When the early Israelites wanted to draw near and worship God, the only way they could do it was through sacrifice. The Hebrew word for sacrifice is korban, which comes from the root “to draw near.” A burnt offering is “olah” from the root for “to go up.” In order to get closer to God, the people felt that they had to send an offering up, to communicate, through the pleasing odor of their sacrifice, with a higher power.
The Levites were the chief facilitators of the sacrifice, the middlemen between the people and God. We have seen in Exodus the pomp and ceremony with which Aaron and his sons were consecrated as priests, the awe in which they were held and the respect which the position commanded.
But it wasn’t just power the Levites commanded; they were well compensated for their efforts. Yes, there are a few sacrifices that were burnt on the altar and entirely turned into ash. But usually the priest turned a handful of the offering into smoke and he and his family ate the rest. Housing in cities was also set aside for the Levites, so they didn’t suffer. But their main asset was power, and they relished it!
Still, in reading these opening chapters of Leviticus, we can see the outlines of an ordered, ethical life beginning to be set here. If a man or a woman couldn’t offer an animal, he or she could offer a bird. And offerings were not only given to expiate sin; there were offerings of well-being, of gratitude to God for simply being alive.
The last offering in this section is of particular interest. It is the reparation offering, asham in Hebrew. There is a catalogue of offenses that one person may commit against another person – robbery, defaulting on a pledge, lying, or swearing falsely. Before he made his guilt offering to the priest, the offender had to repay the person he wronged. And here we see the structure of the Ten Commandments repeated: It is essential to respect and worship God, of course, but it is every bit as important to do right by our fellow persons.
Difficult as it is, the Book of Leviticus was once the place where a traditional Jewish boy began his education. Its pages were smeared with honey, and the child was given a taste as he began school. We Jews are “a kingdom of priests and a holy people,” and ours has always been a society of laws to live by. We may not observe all the laws listed in this book today, but we understand the principle of being law-abiding citizens.
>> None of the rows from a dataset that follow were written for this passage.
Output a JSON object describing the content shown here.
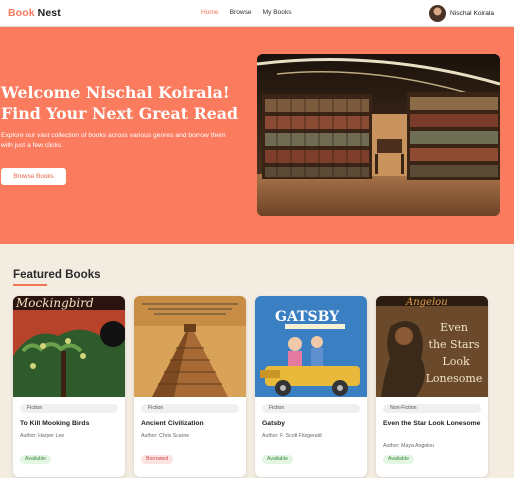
{
  "brand": {
    "part1": "Book",
    "part2": "Nest"
  },
  "nav": {
    "links": [
      {
        "label": "Home"
      },
      {
        "label": "Browse"
      },
      {
        "label": "My Books"
      }
    ],
    "user_name": "Nischal Koirala"
  },
  "hero": {
    "title_line1": "Welcome Nischal Koirala!",
    "title_line2": "Find Your Next Great Read",
    "subtitle": "Explore our vast collection of books across various genres and borrow them with just a few clicks.",
    "button_label": "Browse Books"
  },
  "featured": {
    "title": "Featured Books",
    "books": [
      {
        "genre": "Fiction",
        "title": "To Kill Mooking Birds",
        "author": "Author: Harper Lee",
        "status": "Available",
        "cover_text": "Mockingbird"
      },
      {
        "genre": "Fiction",
        "title": "Ancient Civilization",
        "author": "Author: Chris Scarne",
        "status": "Borrowed",
        "cover_text": ""
      },
      {
        "genre": "Fiction",
        "title": "Gatsby",
        "author": "Author: F. Scott Fitzgerald",
        "status": "Available",
        "cover_text": "GATSBY"
      },
      {
        "genre": "Non-Fiction",
        "title": "Even the Star Look Lonesome",
        "author": "Author: Maya Angelou",
        "status": "Available",
        "cover_text": "Even the Stars Look Lonesome"
      }
    ]
  },
  "colors": {
    "accent": "#fb7b5f",
    "background": "#f3ece1"
  }
}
It’s bred in our bones, going all the way back to our earliest traditions. Leviticus is a reminder of the importance of the laws of God and of man.